[2:05] We'll next create a dictionary called body with the message property set to "Hello from Lambda!" Next, we'll create a dictionary called response. Here we'll set the statusCode to 200 and the body to json.dumps passing in the body to stringify the body.

[2:29] To enable cors, we'll also set the headers. Here we'll set the Content-Type to application/json and the Access-Control-Allow-Origin to a wildcard. Finally, we'll just return the response.

[2:55] To deploy the backend, we'll then run amplify push from the command line. Now that the backend has been deployed, we can configure the frontend React application.

[3:09] The first thing we'll do is open src/index.js to configure Amplify. Here we'll import Amplify from 'aws-amplify', the config from './aws-exports' that was created by the CLI and then call Amplify.configure passing in the config. Let's take a look at this aws-exports.js file. In this configuration, you'll see that we have the HTTP endpoint for our API as well as the API name.

[3:45] The next thing we'll do is open src/App.js. In App.js, we'll first import the useState and useEffect Hooks from 'react'. We'll then import the API category from 'aws-amplify'. In the App component, we'll create a variable called greeting and a function called setGreeting() by using the useState Hook setting the initial value to null.

[4:16] Next, we'll create a function called fetchGreeting() that we'll call our API. In this function, we'll call API.get passing in the API name as the first argument and the path as the second argument. We'll then set the response to this API call to a variable called apiData. When the response is returned from our API, we'll then call setGreeting passing in the apiData.message property. Finally, in the useEffect Hook, we'll call fetchGreeting.

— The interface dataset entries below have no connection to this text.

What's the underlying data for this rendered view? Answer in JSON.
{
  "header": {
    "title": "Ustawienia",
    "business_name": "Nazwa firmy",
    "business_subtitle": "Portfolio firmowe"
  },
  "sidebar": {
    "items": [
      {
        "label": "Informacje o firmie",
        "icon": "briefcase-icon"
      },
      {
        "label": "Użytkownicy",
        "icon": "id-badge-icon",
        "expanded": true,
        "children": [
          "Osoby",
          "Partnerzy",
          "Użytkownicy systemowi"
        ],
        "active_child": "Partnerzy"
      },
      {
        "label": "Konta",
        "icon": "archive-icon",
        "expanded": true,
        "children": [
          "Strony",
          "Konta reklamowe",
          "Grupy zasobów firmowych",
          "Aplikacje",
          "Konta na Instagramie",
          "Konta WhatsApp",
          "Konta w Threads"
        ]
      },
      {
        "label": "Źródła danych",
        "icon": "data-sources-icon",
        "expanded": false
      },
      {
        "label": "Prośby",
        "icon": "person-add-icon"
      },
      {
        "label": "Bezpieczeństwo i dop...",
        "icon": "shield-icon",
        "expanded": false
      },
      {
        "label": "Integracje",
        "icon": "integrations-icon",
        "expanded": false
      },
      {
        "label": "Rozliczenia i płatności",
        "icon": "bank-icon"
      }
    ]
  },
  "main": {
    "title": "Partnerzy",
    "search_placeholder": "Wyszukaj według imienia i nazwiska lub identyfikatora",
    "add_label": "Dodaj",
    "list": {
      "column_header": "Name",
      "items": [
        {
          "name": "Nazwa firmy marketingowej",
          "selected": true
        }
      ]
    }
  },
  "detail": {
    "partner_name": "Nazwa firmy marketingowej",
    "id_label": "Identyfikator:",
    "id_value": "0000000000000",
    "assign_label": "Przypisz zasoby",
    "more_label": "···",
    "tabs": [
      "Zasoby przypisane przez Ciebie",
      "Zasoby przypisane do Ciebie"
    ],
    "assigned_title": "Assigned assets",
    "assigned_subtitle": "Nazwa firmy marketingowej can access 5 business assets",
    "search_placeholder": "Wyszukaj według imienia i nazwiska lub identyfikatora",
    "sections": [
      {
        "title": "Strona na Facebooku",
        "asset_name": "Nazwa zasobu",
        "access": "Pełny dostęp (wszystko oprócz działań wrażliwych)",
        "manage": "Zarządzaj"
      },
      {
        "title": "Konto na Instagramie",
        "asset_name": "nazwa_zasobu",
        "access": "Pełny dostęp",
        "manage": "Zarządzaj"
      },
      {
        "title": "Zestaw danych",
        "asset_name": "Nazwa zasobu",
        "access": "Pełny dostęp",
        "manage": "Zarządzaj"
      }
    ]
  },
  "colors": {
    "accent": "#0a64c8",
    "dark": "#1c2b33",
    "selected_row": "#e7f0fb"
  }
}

[4:54] We're now ready to use our greeting variable in our UI. To do so, I'll replace a lot of this boiler plate with an <h1> tag displaying the greeting.

[5:08] To test everything out, we can run npm start. Here we should see "Hello from Lambda!" returned from our API.